[App and web page records]
[Start of Attachment]

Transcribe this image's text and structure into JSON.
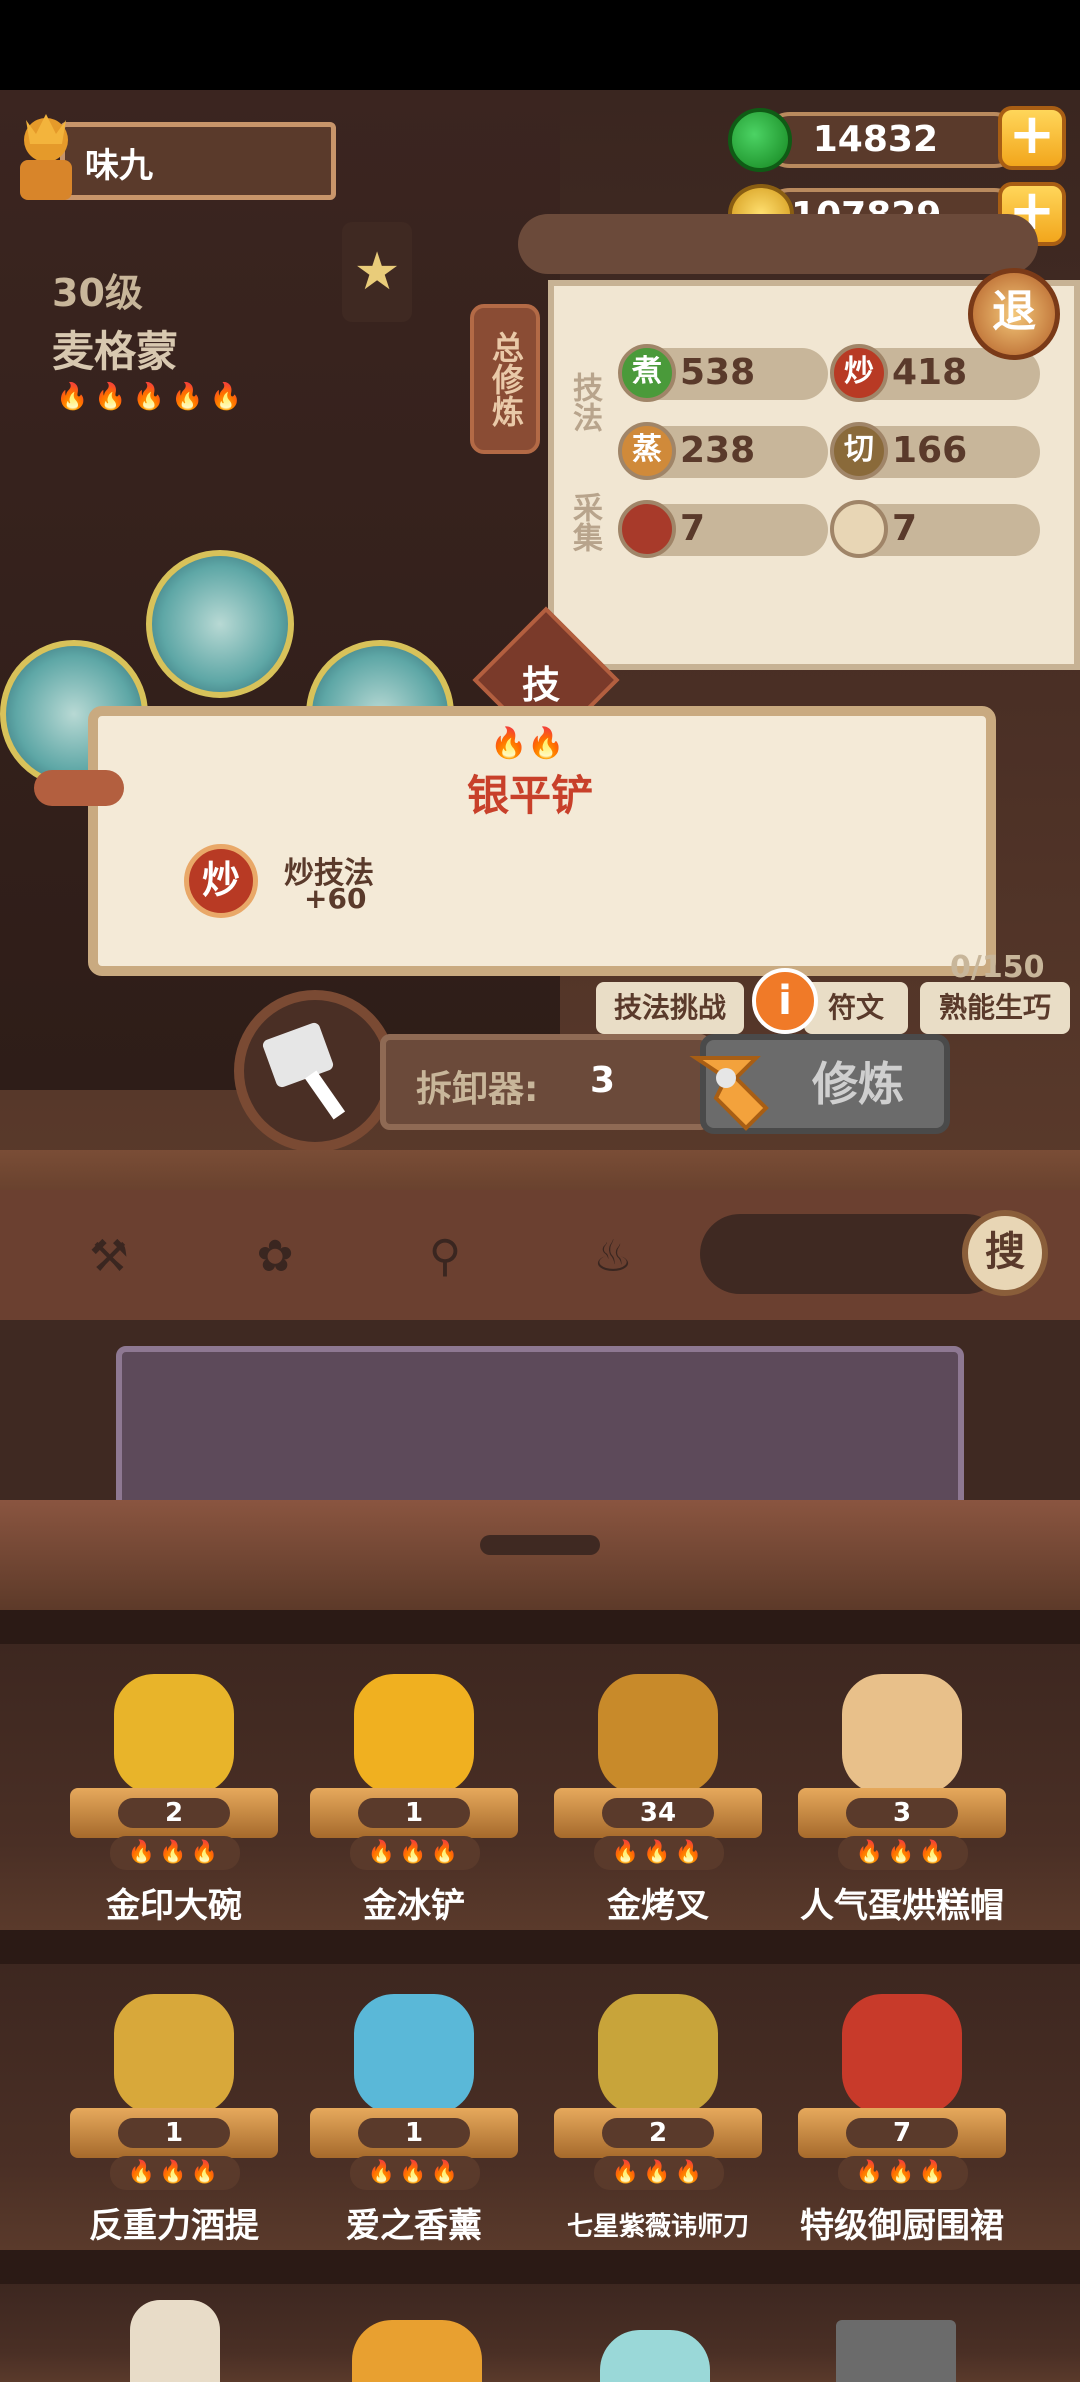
{
  "player": {
    "name": "味九"
  },
  "resources": {
    "jade": "14832",
    "coins": "1107829",
    "plus": "+"
  },
  "character": {
    "level": "30级",
    "name": "麦格蒙",
    "flames": "🔥🔥🔥🔥🔥"
  },
  "panel": {
    "tab": "总修炼",
    "section_skill": "技法",
    "section_gather": "采集",
    "skills": [
      {
        "icon": "煮",
        "value": "538",
        "color": "#4a9a3a"
      },
      {
        "icon": "炒",
        "value": "418",
        "color": "#b83a24"
      },
      {
        "icon": "蒸",
        "value": "238",
        "color": "#d08a3a"
      },
      {
        "icon": "切",
        "value": "166",
        "color": "#8a6a3a"
      }
    ],
    "gather": [
      {
        "value": "7"
      },
      {
        "value": "7"
      }
    ],
    "exit": "退",
    "ji_button": "技"
  },
  "popup": {
    "flames": "🔥🔥",
    "title": "银平铲",
    "skill_icon": "炒",
    "skill_name": "炒技法",
    "skill_value": "+60"
  },
  "actions": {
    "counter": "0/150",
    "challenge": "技法挑战",
    "rune": "符文",
    "proficiency": "熟能生巧",
    "dismantler_label": "拆卸器:",
    "dismantler_count": "3",
    "train": "修炼",
    "info": "i"
  },
  "search": {
    "button": "搜"
  },
  "items": [
    {
      "name": "金印大碗",
      "count": "2",
      "color": "#e8b42a"
    },
    {
      "name": "金冰铲",
      "count": "1",
      "color": "#f0b020"
    },
    {
      "name": "金烤叉",
      "count": "34",
      "color": "#c88a2a"
    },
    {
      "name": "人气蛋烘糕帽",
      "count": "3",
      "color": "#e8c08a"
    },
    {
      "name": "反重力酒提",
      "count": "1",
      "color": "#d8a83a"
    },
    {
      "name": "爱之香薰",
      "count": "1",
      "color": "#5ab8d8"
    },
    {
      "name": "七星紫薇讳师刀",
      "count": "2",
      "color": "#c8a43a"
    },
    {
      "name": "特级御厨围裙",
      "count": "7",
      "color": "#c83a2a"
    }
  ],
  "item_flames": "🔥🔥🔥"
}
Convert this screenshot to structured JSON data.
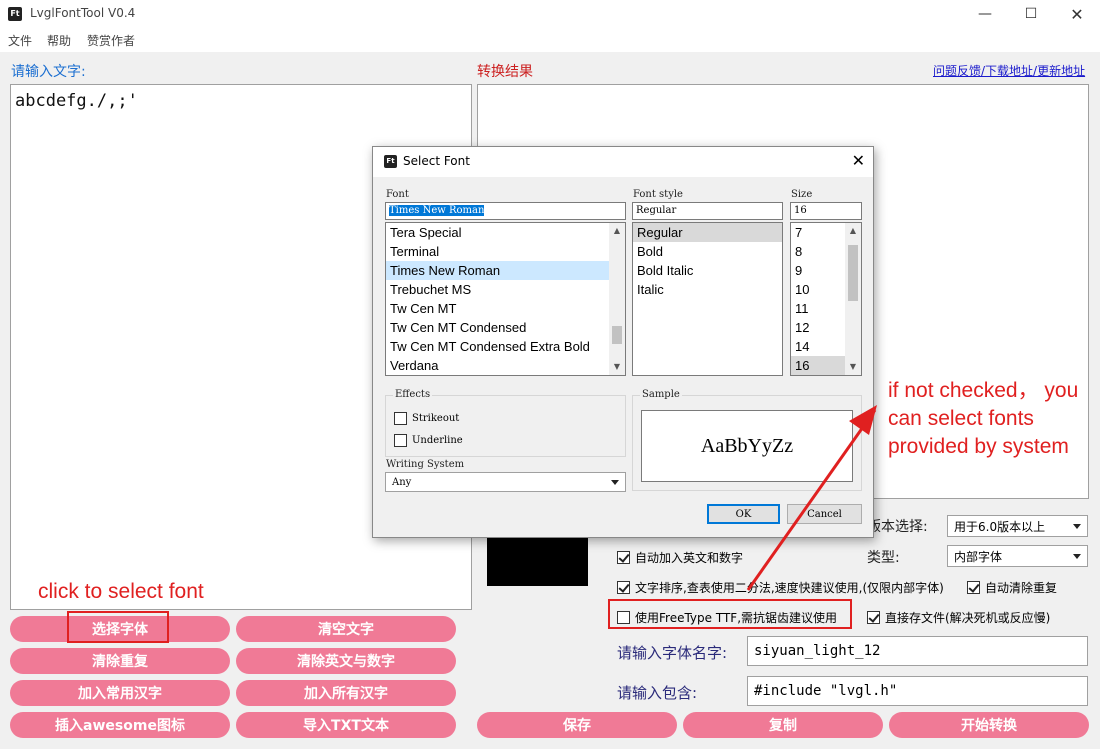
{
  "window": {
    "icon_text": "Ft",
    "title": "LvglFontTool V0.4"
  },
  "menu": [
    "文件",
    "帮助",
    "赞赏作者"
  ],
  "left": {
    "label": "请输入文字:",
    "text": "abcdefg./,;'"
  },
  "right": {
    "label": "转换结果",
    "link": "问题反馈/下载地址/更新地址"
  },
  "left_buttons": [
    [
      "选择字体",
      "清空文字"
    ],
    [
      "清除重复",
      "清除英文与数字"
    ],
    [
      "加入常用汉字",
      "加入所有汉字"
    ],
    [
      "插入awesome图标",
      "导入TXT文本"
    ]
  ],
  "options": {
    "version_label": "版本选择:",
    "version_value": "用于6.0版本以上",
    "type_label": "类型:",
    "type_value": "内部字体",
    "check_auto_add": "自动加入英文和数字",
    "check_sort": "文字排序,查表使用二分法,速度快建议使用,(仅限内部字体)",
    "check_auto_clear": "自动清除重复",
    "check_freetype": "使用FreeType TTF,需抗锯齿建议使用",
    "check_save_file": "直接存文件(解决死机或反应慢)",
    "font_name_label": "请输入字体名字:",
    "font_name_value": "siyuan_light_12",
    "include_label": "请输入包含:",
    "include_value": "#include \"lvgl.h\""
  },
  "bottom_buttons": [
    "保存",
    "复制",
    "开始转换"
  ],
  "dialog": {
    "title": "Select Font",
    "font_label": "Font",
    "font_value": "Times New Roman",
    "fonts": [
      "Tera Special",
      "Terminal",
      "Times New Roman",
      "Trebuchet MS",
      "Tw Cen MT",
      "Tw Cen MT Condensed",
      "Tw Cen MT Condensed Extra Bold",
      "Verdana"
    ],
    "style_label": "Font style",
    "style_value": "Regular",
    "styles": [
      "Regular",
      "Bold",
      "Bold Italic",
      "Italic"
    ],
    "size_label": "Size",
    "size_value": "16",
    "sizes": [
      "7",
      "8",
      "9",
      "10",
      "11",
      "12",
      "14",
      "16"
    ],
    "effects_label": "Effects",
    "strikeout": "Strikeout",
    "underline": "Underline",
    "sample_label": "Sample",
    "sample_text": "AaBbYyZz",
    "writing_system_label": "Writing System",
    "writing_system_value": "Any",
    "ok": "OK",
    "cancel": "Cancel"
  },
  "annotations": {
    "select_font": "click to select font",
    "if_not_checked": "if not checked， you\ncan select fonts\nprovided by system"
  },
  "colors": {
    "pink_button": "#f07a96",
    "annotation_red": "#e02020",
    "label_blue": "#1c6fd1"
  }
}
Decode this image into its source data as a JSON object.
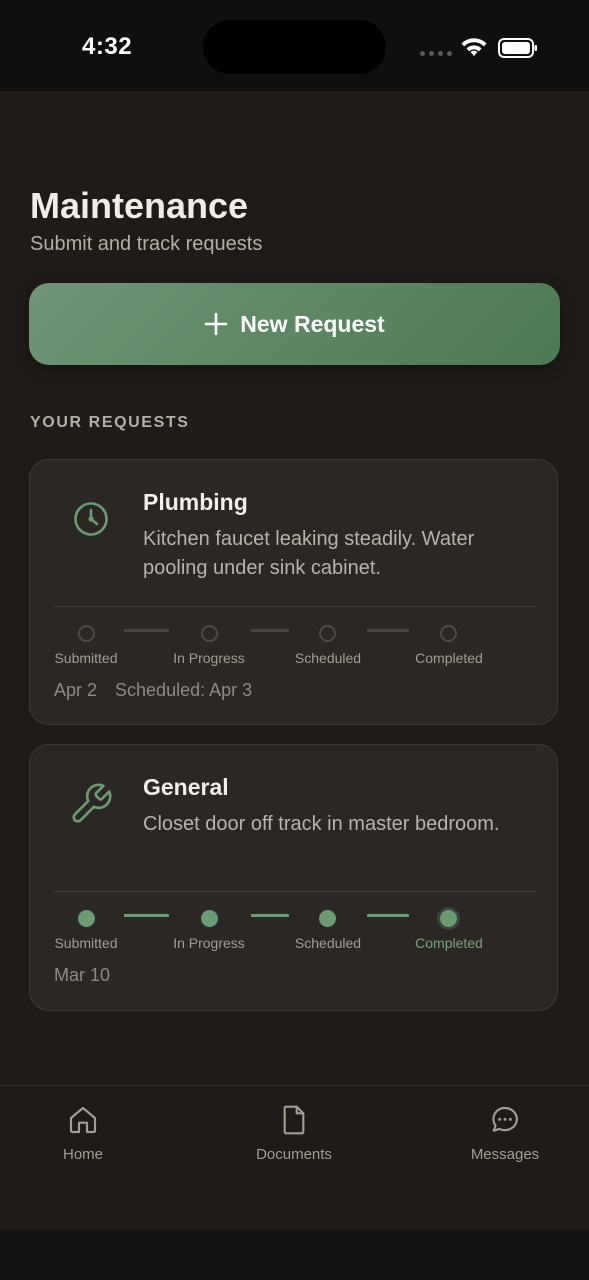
{
  "status_bar": {
    "time": "4:32"
  },
  "header": {
    "title": "Maintenance",
    "subtitle": "Submit and track requests"
  },
  "new_request_button": {
    "label": "New Request",
    "icon": "plus-icon"
  },
  "section_label": "YOUR REQUESTS",
  "steps_labels": [
    "Submitted",
    "In Progress",
    "Scheduled",
    "Completed"
  ],
  "requests": [
    {
      "category": "Plumbing",
      "icon": "clock-icon",
      "description": "Kitchen faucet leaking steadily. Water pooling under sink cabinet.",
      "completed_steps": 0,
      "date": "Apr 2",
      "scheduled": "Scheduled: Apr 3"
    },
    {
      "category": "General",
      "icon": "wrench-icon",
      "description": "Closet door off track in master bedroom.",
      "completed_steps": 4,
      "date": "Mar 10"
    }
  ],
  "tabbar": {
    "items": [
      {
        "label": "Home",
        "icon": "home-icon"
      },
      {
        "label": "Documents",
        "icon": "document-icon"
      },
      {
        "label": "Messages",
        "icon": "chat-icon"
      }
    ]
  },
  "colors": {
    "accent": "#6c9a72",
    "background": "#1e1b19",
    "card": "#2a2725"
  }
}
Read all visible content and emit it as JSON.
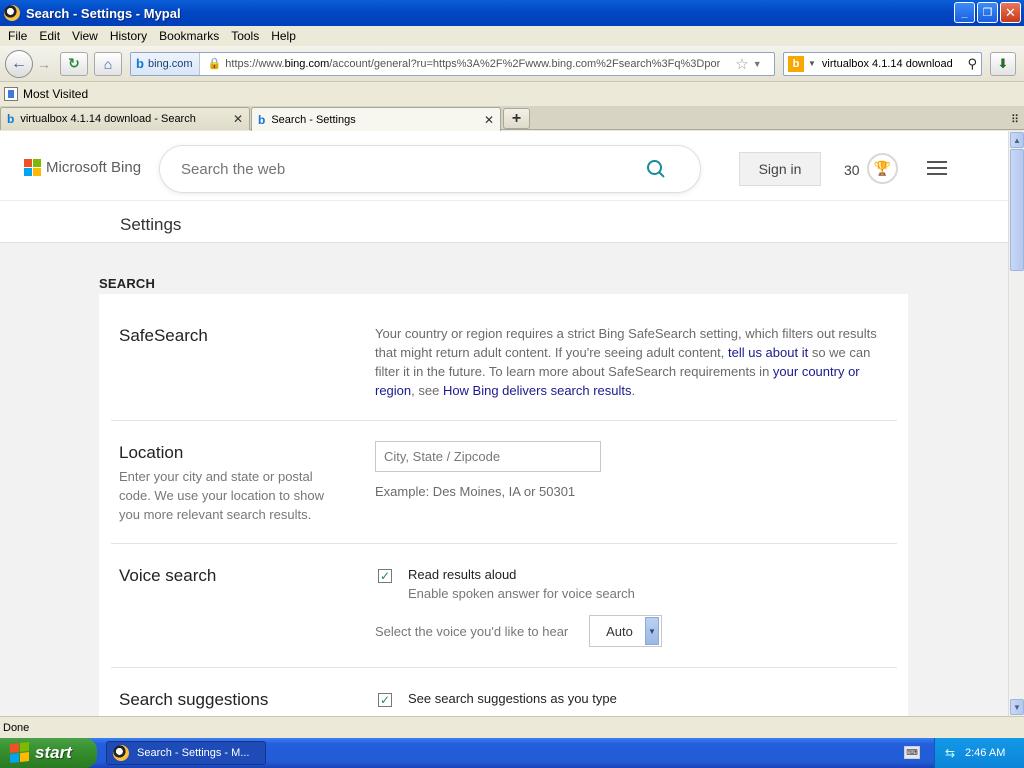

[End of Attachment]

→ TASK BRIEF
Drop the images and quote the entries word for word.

→ RESPONSE TO THIS EXERCISE
Transcribe this image's text and structure into JSON.
{
  "player": {
    "name": "味九"
  },
  "resources": {
    "jade": "14832",
    "coins": "1107829",
    "plus": "+"
  },
  "character": {
    "level": "30级",
    "name": "麦格蒙",
    "flames": "🔥🔥🔥🔥🔥"
  },
  "panel": {
    "tab": "总修炼",
    "section_skill": "技法",
    "section_gather": "采集",
    "skills": [
      {
        "icon": "煮",
        "value": "538",
        "color": "#4a9a3a"
      },
      {
        "icon": "炒",
        "value": "418",
        "color": "#b83a24"
      },
      {
        "icon": "蒸",
        "value": "238",
        "color": "#d08a3a"
      },
      {
        "icon": "切",
        "value": "166",
        "color": "#8a6a3a"
      }
    ],
    "gather": [
      {
        "value": "7"
      },
      {
        "value": "7"
      }
    ],
    "exit": "退",
    "ji_button": "技"
  },
  "popup": {
    "flames": "🔥🔥",
    "title": "银平铲",
    "skill_icon": "炒",
    "skill_name": "炒技法",
    "skill_value": "+60"
  },
  "actions": {
    "counter": "0/150",
    "challenge": "技法挑战",
    "rune": "符文",
    "proficiency": "熟能生巧",
    "dismantler_label": "拆卸器:",
    "dismantler_count": "3",
    "train": "修炼",
    "info": "i"
  },
  "search": {
    "button": "搜"
  },
  "items": [
    {
      "name": "金印大碗",
      "count": "2",
      "color": "#e8b42a"
    },
    {
      "name": "金冰铲",
      "count": "1",
      "color": "#f0b020"
    },
    {
      "name": "金烤叉",
      "count": "34",
      "color": "#c88a2a"
    },
    {
      "name": "人气蛋烘糕帽",
      "count": "3",
      "color": "#e8c08a"
    },
    {
      "name": "反重力酒提",
      "count": "1",
      "color": "#d8a83a"
    },
    {
      "name": "爱之香薰",
      "count": "1",
      "color": "#5ab8d8"
    },
    {
      "name": "七星紫薇讳师刀",
      "count": "2",
      "color": "#c8a43a"
    },
    {
      "name": "特级御厨围裙",
      "count": "7",
      "color": "#c83a2a"
    }
  ],
  "item_flames": "🔥🔥🔥"
}
Convert this screenshot to structured JSON data.
{
  "window": {
    "icon_text": "Ft",
    "title": "LvglFontTool V0.4"
  },
  "menu": [
    "文件",
    "帮助",
    "赞赏作者"
  ],
  "left": {
    "label": "请输入文字:",
    "text": "abcdefg./,;'"
  },
  "right": {
    "label": "转换结果",
    "link": "问题反馈/下载地址/更新地址"
  },
  "left_buttons": [
    [
      "选择字体",
      "清空文字"
    ],
    [
      "清除重复",
      "清除英文与数字"
    ],
    [
      "加入常用汉字",
      "加入所有汉字"
    ],
    [
      "插入awesome图标",
      "导入TXT文本"
    ]
  ],
  "options": {
    "version_label": "版本选择:",
    "version_value": "用于6.0版本以上",
    "type_label": "类型:",
    "type_value": "内部字体",
    "check_auto_add": "自动加入英文和数字",
    "check_sort": "文字排序,查表使用二分法,速度快建议使用,(仅限内部字体)",
    "check_auto_clear": "自动清除重复",
    "check_freetype": "使用FreeType TTF,需抗锯齿建议使用",
    "check_save_file": "直接存文件(解决死机或反应慢)",
    "font_name_label": "请输入字体名字:",
    "font_name_value": "siyuan_light_12",
    "include_label": "请输入包含:",
    "include_value": "#include \"lvgl.h\""
  },
  "bottom_buttons": [
    "保存",
    "复制",
    "开始转换"
  ],
  "dialog": {
    "title": "Select Font",
    "font_label": "Font",
    "font_value": "Times New Roman",
    "fonts": [
      "Tera Special",
      "Terminal",
      "Times New Roman",
      "Trebuchet MS",
      "Tw Cen MT",
      "Tw Cen MT Condensed",
      "Tw Cen MT Condensed Extra Bold",
      "Verdana"
    ],
    "style_label": "Font style",
    "style_value": "Regular",
    "styles": [
      "Regular",
      "Bold",
      "Bold Italic",
      "Italic"
    ],
    "size_label": "Size",
    "size_value": "16",
    "sizes": [
      "7",
      "8",
      "9",
      "10",
      "11",
      "12",
      "14",
      "16"
    ],
    "effects_label": "Effects",
    "strikeout": "Strikeout",
    "underline": "Underline",
    "sample_label": "Sample",
    "sample_text": "AaBbYyZz",
    "writing_system_label": "Writing System",
    "writing_system_value": "Any",
    "ok": "OK",
    "cancel": "Cancel"
  },
  "annotations": {
    "select_font": "click to select font",
    "if_not_checked": "if not checked， you\ncan select fonts\nprovided by system"
  },
  "colors": {
    "pink_button": "#f07a96",
    "annotation_red": "#e02020",
    "label_blue": "#1c6fd1"
  }
}
Decode this image into its source data as a JSON object.
{
  "status_bar": {
    "time": "4:32"
  },
  "header": {
    "title": "Maintenance",
    "subtitle": "Submit and track requests"
  },
  "new_request_button": {
    "label": "New Request",
    "icon": "plus-icon"
  },
  "section_label": "YOUR REQUESTS",
  "steps_labels": [
    "Submitted",
    "In Progress",
    "Scheduled",
    "Completed"
  ],
  "requests": [
    {
      "category": "Plumbing",
      "icon": "clock-icon",
      "description": "Kitchen faucet leaking steadily. Water pooling under sink cabinet.",
      "completed_steps": 0,
      "date": "Apr 2",
      "scheduled": "Scheduled: Apr 3"
    },
    {
      "category": "General",
      "icon": "wrench-icon",
      "description": "Closet door off track in master bedroom.",
      "completed_steps": 4,
      "date": "Mar 10"
    }
  ],
  "tabbar": {
    "items": [
      {
        "label": "Home",
        "icon": "home-icon"
      },
      {
        "label": "Documents",
        "icon": "document-icon"
      },
      {
        "label": "Messages",
        "icon": "chat-icon"
      }
    ]
  },
  "colors": {
    "accent": "#6c9a72",
    "background": "#1e1b19",
    "card": "#2a2725"
  }
}
Read all visible content and emit it as JSON.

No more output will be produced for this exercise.